Obviously in this case Ankara might have something to say, given that Erdogan’s army has been bombing Kurds for months.* In the Sunni region, still following the French apprentice sorcerers relaunched by the NYT, the “moderate rebels,” massively supported by the West, could effectively counter the Islamic State without having to worry about the attacks of Damascus. Only an agreement between the powers like that of the 1995 Dayton Accords for Bosnia, warns Fabrice Balanche, could ensure the holding of such a complex and contradictory architecture.
But apparently the sorcerer’s apprentices overlook that the world has since changed radically; if in 1995 the only surviving globally inchallenged superpower could impose by hook and by crook its diktat on the other actors by hook or by crook, nowadays the increasingly weak US must deal with their growing weakness and with a not inconsiderable number of competitors both regional and international.
Then again, Piotr Dutkiewicz, professor of political science at Carleton University in Ottawa, a veteran of the Valdai Club, points out that Moscow would find it very difficult to tolerate a partition of Syria: “To contribute to the division of Syria would be perceived as in direct contradiction to the principle of the defense of sovereignty, a principle essential to Moscow for its internal politics. ” According Dudtkiewicz, “another scenario is more plausible: the weakening of the opposition to Assad, making a compromise possible, and this would be the creation of a loose confederation within the current Syrian boundaries.
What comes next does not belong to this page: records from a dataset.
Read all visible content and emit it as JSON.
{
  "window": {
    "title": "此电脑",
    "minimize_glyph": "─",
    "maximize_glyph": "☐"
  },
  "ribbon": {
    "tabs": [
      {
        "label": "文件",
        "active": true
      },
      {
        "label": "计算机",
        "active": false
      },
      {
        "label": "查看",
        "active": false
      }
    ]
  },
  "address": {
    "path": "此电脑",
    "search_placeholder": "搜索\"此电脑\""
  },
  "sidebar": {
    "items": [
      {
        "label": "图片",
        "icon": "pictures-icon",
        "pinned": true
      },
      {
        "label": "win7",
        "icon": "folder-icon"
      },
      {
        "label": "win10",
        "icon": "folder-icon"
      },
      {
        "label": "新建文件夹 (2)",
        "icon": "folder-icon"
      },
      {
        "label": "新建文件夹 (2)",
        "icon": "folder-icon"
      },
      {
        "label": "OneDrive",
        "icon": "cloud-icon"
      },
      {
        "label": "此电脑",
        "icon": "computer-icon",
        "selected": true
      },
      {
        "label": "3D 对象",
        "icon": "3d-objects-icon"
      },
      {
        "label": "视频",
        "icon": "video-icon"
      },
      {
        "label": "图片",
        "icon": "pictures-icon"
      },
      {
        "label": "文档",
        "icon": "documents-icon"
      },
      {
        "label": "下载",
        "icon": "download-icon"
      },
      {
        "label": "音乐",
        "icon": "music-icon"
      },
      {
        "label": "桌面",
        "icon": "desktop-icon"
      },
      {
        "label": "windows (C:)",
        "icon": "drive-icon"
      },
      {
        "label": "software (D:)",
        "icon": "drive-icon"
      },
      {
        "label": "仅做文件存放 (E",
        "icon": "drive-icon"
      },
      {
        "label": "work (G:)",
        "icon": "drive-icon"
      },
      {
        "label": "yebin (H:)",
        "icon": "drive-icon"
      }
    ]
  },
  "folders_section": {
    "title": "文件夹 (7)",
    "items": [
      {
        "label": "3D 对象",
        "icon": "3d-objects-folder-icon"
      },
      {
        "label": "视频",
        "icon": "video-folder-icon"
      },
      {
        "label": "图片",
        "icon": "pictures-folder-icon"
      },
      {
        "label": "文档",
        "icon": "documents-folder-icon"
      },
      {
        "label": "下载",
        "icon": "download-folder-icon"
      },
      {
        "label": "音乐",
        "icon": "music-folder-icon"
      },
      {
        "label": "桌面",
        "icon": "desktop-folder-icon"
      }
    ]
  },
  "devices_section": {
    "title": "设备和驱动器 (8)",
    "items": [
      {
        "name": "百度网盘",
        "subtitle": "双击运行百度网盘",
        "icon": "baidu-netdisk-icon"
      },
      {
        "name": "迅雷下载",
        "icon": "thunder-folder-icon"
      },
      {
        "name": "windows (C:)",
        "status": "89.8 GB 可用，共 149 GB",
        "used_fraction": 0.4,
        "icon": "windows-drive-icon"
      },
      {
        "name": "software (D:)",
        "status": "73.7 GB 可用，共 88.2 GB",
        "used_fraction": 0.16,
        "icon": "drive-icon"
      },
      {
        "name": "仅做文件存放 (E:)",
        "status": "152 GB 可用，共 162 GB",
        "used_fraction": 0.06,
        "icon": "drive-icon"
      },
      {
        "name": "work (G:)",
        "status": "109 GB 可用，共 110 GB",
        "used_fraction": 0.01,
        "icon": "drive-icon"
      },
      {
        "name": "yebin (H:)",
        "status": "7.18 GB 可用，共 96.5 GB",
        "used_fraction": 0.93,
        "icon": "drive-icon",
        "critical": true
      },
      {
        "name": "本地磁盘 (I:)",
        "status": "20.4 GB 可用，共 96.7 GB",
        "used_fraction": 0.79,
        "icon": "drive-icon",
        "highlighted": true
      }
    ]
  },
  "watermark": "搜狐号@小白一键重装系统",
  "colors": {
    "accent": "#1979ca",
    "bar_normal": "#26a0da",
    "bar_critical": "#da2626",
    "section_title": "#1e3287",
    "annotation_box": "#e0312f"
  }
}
So unity would be preserved, at least formally; the opposition not only would save face, but would also get a say.” But there are three conditions “not to be taken for granted,” if this framework has a chance, “the US and its allies must accept it, Israel must remain neutral, Russia must be strong enough to continue the operation in Syria for one, two months again”.
* [Asterisk is link to Turkish use of the Syrian war]